Rowland Keshena Robinson

Assistant Professor

Areas of Specialization

  • Native American and Native Canadian Politics
  • Native Identity
  • Decolonization
  • Settler Colonialism
  • Critical Native, Structuralist, Postmodern, Marxist, & Decolonial Theory


BA in Anthropology (2010 Waterloo) | MA in Public Issues Anthropology (2011 Waterloo) | PhD in Sociology (2020 Waterloo)

Rowland Keshena Robinson (he/him/his) is an Assistant Professor in the Department of Political Science. A member of the Menominee Nation of Wisconsin, he has lived and worked on the lands of the Menominee’s close kin the Anishinaabeg, as well as the Rotinonshón:ni, in what is now known as southern Ontario since 2005.

Raised on the island of Bermuda by his Menominee mother and Anglo-Bermudian father, he moved to Canada in 2005 to pursue undergraduate studies initially in the natural sciences before transitioning to the humanistic and social scientific disciplines. Following a period of time off after his MA he returned to Canada in 2014 to study for, and eventually receive, a PhD in sociology. His dissertation, entitled Settler Colonialism + Native Ghosts: An Autoethnographic Account of the Imaginarium of Late Capitalist/Colonialist Storytelling, pursued an indigenous, decolonial, and anthropological account of the formation, function, and circulation of Nativeness within the philosophical, racial, lego-political, semiotic, and narrative regimes of United States and Canadian settler colonialism.

Following the completion of his PhD he has worked on publications, including a chapter entitled “Diaspora, Settler Colonial Borders, and Indigenous Internationalism” in the forthcoming Wilfrid Laurier University Press Volume The Other Border (edited by Jasmin Habib and Jane Desmond). He also has in-progress co-authored projects with Dr Jasmin Habib of the Department of Political Science (“When There is No Outside: Writing Palestinian & Native North American Autoethnography”) and Brian Schram of the Department of Sociology and Legal Studies (“Haunted Revolutionaries: Aesthetic Politics and Ruptural Violence in the Post-Truth Era”). He is also presently working on a number of sole-authored pieces, including, but not limited to “Unmasking the Real of Recognition: Treaties and Rights as an Ideological Complex,” “Heidegger and Marx: Antisemitism, Coloniality, and the Grounds of Critique,” and “Escaping Settler Time: Native Cultural Production in the Era of Late Colonialism.” He has also written on the topic of fascism and anti-fascism in contemporary political discourse and activism, and the relationship of both to colonialism, settler colonialism, and decolonization.

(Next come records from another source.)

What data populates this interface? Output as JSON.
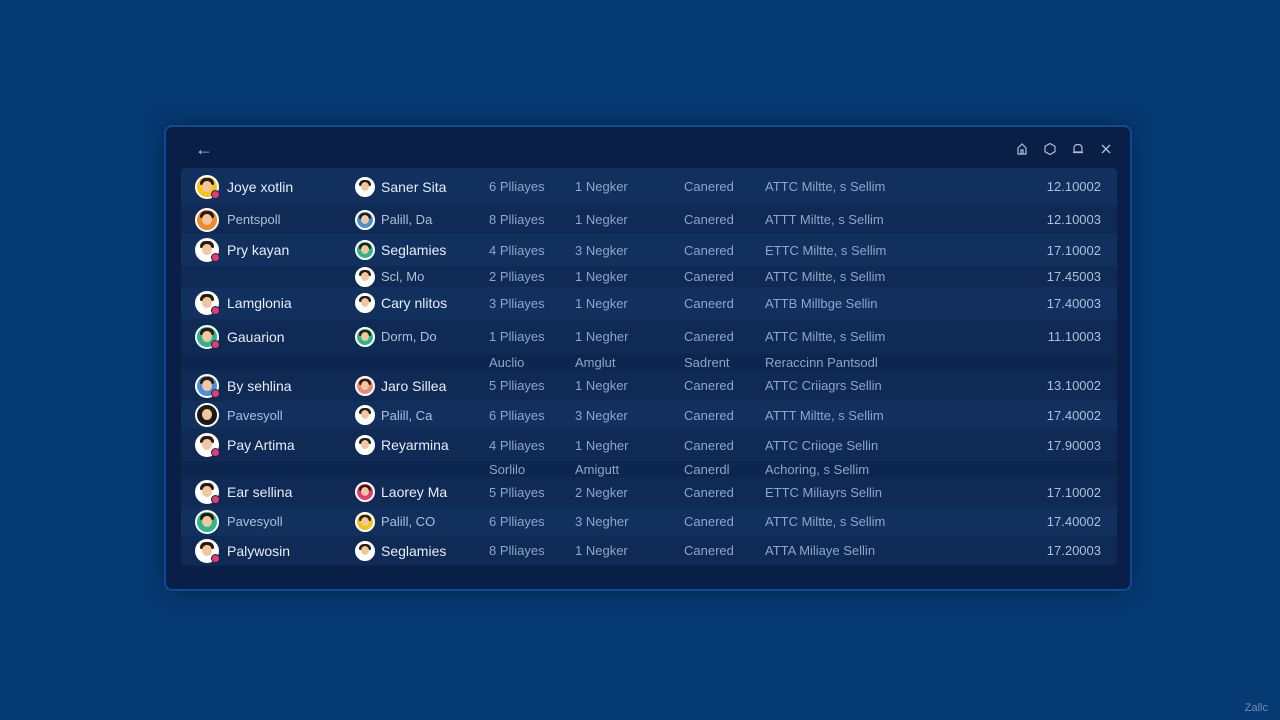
{
  "window": {
    "back_label": "←",
    "icons": [
      "home-icon",
      "hexagon-icon",
      "bell-icon",
      "close-icon"
    ],
    "accent": "#0d4a9a"
  },
  "rows": [
    {
      "kind": "main",
      "name": "Joye xotlin",
      "name_dim": false,
      "opp": "Saner Sita",
      "opp_dim": false,
      "players": "6 Plliayes",
      "neg": "1 Negker",
      "status": "Canered",
      "desc": "ATTC Miltte, s Sellim",
      "num": "12.10002",
      "av1": "#f5c518",
      "av2": "#ffffff"
    },
    {
      "kind": "main",
      "name": "Pentspoll",
      "name_dim": true,
      "opp": "Palill, Da",
      "opp_dim": true,
      "players": "8 Plliayes",
      "neg": "1 Negker",
      "status": "Canered",
      "desc": "ATTT Miltte, s Sellim",
      "num": "12.10003",
      "av1": "#f08a2a",
      "av2": "#4a90d9"
    },
    {
      "kind": "main",
      "name": "Pry kayan",
      "name_dim": false,
      "opp": "Seglamies",
      "opp_dim": false,
      "players": "4 Plliayes",
      "neg": "3 Negker",
      "status": "Canered",
      "desc": "ETTC Miltte, s Sellim",
      "num": "17.10002",
      "av1": "#ffffff",
      "av2": "#2fb58a"
    },
    {
      "kind": "opp-only",
      "opp": "Scl, Mo",
      "opp_dim": true,
      "players": "2 Plliayes",
      "neg": "1 Negker",
      "status": "Canered",
      "desc": "ATTC Miltte, s Sellim",
      "num": "17.45003",
      "av2": "#ffffff"
    },
    {
      "kind": "main",
      "name": "Lamglonia",
      "name_dim": false,
      "opp": "Cary nlitos",
      "opp_dim": false,
      "players": "3 Plliayes",
      "neg": "1 Negker",
      "status": "Caneerd",
      "desc": "ATTB Millbge Sellin",
      "num": "17.40003",
      "av1": "#ffffff",
      "av2": "#ffffff"
    },
    {
      "kind": "main",
      "name": "Gauarion",
      "name_dim": false,
      "opp": "Dorm, Do",
      "opp_dim": true,
      "players": "1 Plliayes",
      "neg": "1 Negher",
      "status": "Canered",
      "desc": "ATTC Miltte, s Sellim",
      "num": "11.10003",
      "av1": "#2fb58a",
      "av2": "#2fb58a"
    },
    {
      "kind": "header",
      "players": "Auclio",
      "neg": "Amglut",
      "status": "Sadrent",
      "desc": "Reraccinn Pantsodl"
    },
    {
      "kind": "main",
      "name": "By sehlina",
      "name_dim": false,
      "opp": "Jaro Sillea",
      "opp_dim": false,
      "players": "5 Plliayes",
      "neg": "1 Negker",
      "status": "Canered",
      "desc": "ATTC Criiagrs Sellin",
      "num": "13.10002",
      "av1": "#4a90d9",
      "av2": "#e88a7a"
    },
    {
      "kind": "main",
      "name": "Pavesyoll",
      "name_dim": true,
      "opp": "Palill, Ca",
      "opp_dim": true,
      "players": "6 Plliayes",
      "neg": "3 Negker",
      "status": "Canered",
      "desc": "ATTT Miltte, s Sellim",
      "num": "17.40002",
      "av1": "#1a1a1a",
      "av2": "#ffffff"
    },
    {
      "kind": "main",
      "name": "Pay Artima",
      "name_dim": false,
      "opp": "Reyarmina",
      "opp_dim": false,
      "players": "4 Plliayes",
      "neg": "1 Negher",
      "status": "Canered",
      "desc": "ATTC Criioge Sellin",
      "num": "17.90003",
      "av1": "#ffffff",
      "av2": "#ffffff"
    },
    {
      "kind": "header",
      "players": "Sorlilo",
      "neg": "Amigutt",
      "status": "Canerdl",
      "desc": "Achoring, s Sellim"
    },
    {
      "kind": "main",
      "name": "Ear sellina",
      "name_dim": false,
      "opp": "Laorey Ma",
      "opp_dim": false,
      "players": "5 Plliayes",
      "neg": "2 Negker",
      "status": "Canered",
      "desc": "ETTC Miliayrs Sellin",
      "num": "17.10002",
      "av1": "#ffffff",
      "av2": "#e83a6c"
    },
    {
      "kind": "main",
      "name": "Pavesyoll",
      "name_dim": true,
      "opp": "Palill, CO",
      "opp_dim": true,
      "players": "6 Plliayes",
      "neg": "3 Negher",
      "status": "Canered",
      "desc": "ATTC Miltte, s Sellim",
      "num": "17.40002",
      "av1": "#2fb58a",
      "av2": "#f5c518"
    },
    {
      "kind": "main",
      "name": "Palywosin",
      "name_dim": false,
      "opp": "Seglamies",
      "opp_dim": false,
      "players": "8 Plliayes",
      "neg": "1 Negker",
      "status": "Canered",
      "desc": "ATTA Miliaye Sellin",
      "num": "17.20003",
      "av1": "#ffffff",
      "av2": "#ffffff"
    }
  ],
  "watermark": "Zallc"
}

Prior to joining the Department of Political Science full-time in the Summer of 2022 Rowland had previously worked as a sessional in the department, as well as in Global Studies at Wilfrid Laurier University, Peace and Conflict Studies at Conrad Grebel University College, and Social Development Studies at Renison University College. He also taught in Indigenous Studies at St. Paul’s University College and served as the Coordinator of the Indigenous Studies Minor Program.

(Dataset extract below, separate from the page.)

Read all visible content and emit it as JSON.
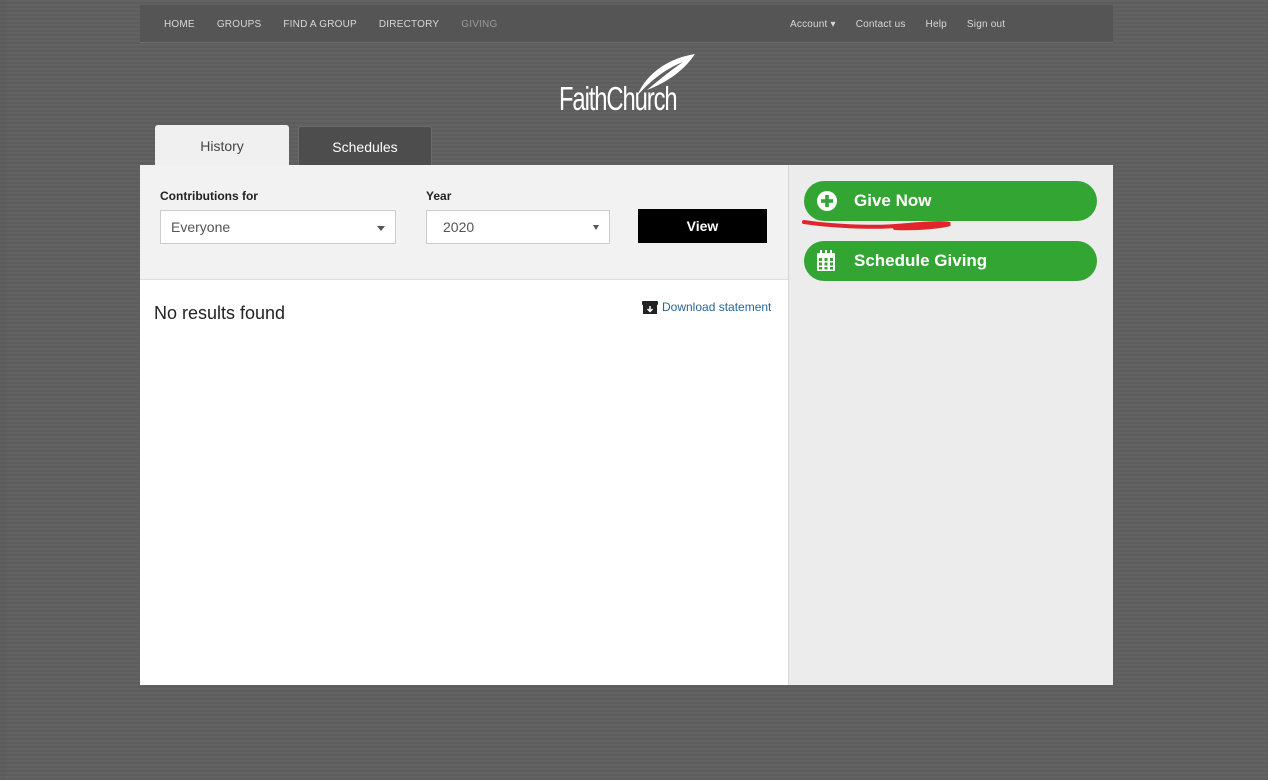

Within the disciplines that Rowland has been trained and worked (anthropology, sociology, political science, and indigenous studies) his interests are diverse and not always congruous or overlapping. Most immediately his work, as it developed out of his recent doctoral studies, concerns itself with the question of Native identity and the question of “Nativeness.” Within this his work considers questions ranging from formal state and legal definitions of Nativeness and Native self-conceptions of such, as well as more abstract concerns, such as the form and function of Native cultural production, what it means to be “authentically” Native, the ontological status of Nativeness within North America, the function of Nativeness as sign within systems of meaning-making, and the role of the conspicuous consumption of Nativeness (as identity, as cultural product, as ethical moment) within settler-colonial ideological and narrative circulations.

Beyond this, but still working within the same broad topic, his work also touches on, and is concerned with, questions of sovereignty and law, dispossession and territoriality, race and racialization, and the political economy of settler colonialism.

More generally, he also maintains long-standing interests in Marxist and postmodern/poststructuralist theory, and decolonial thought as it has emerged in recent decades from Latin America, the West Indies, Africa and the African Diaspora, and Native North America.

Office: HH 354
Phone: x41515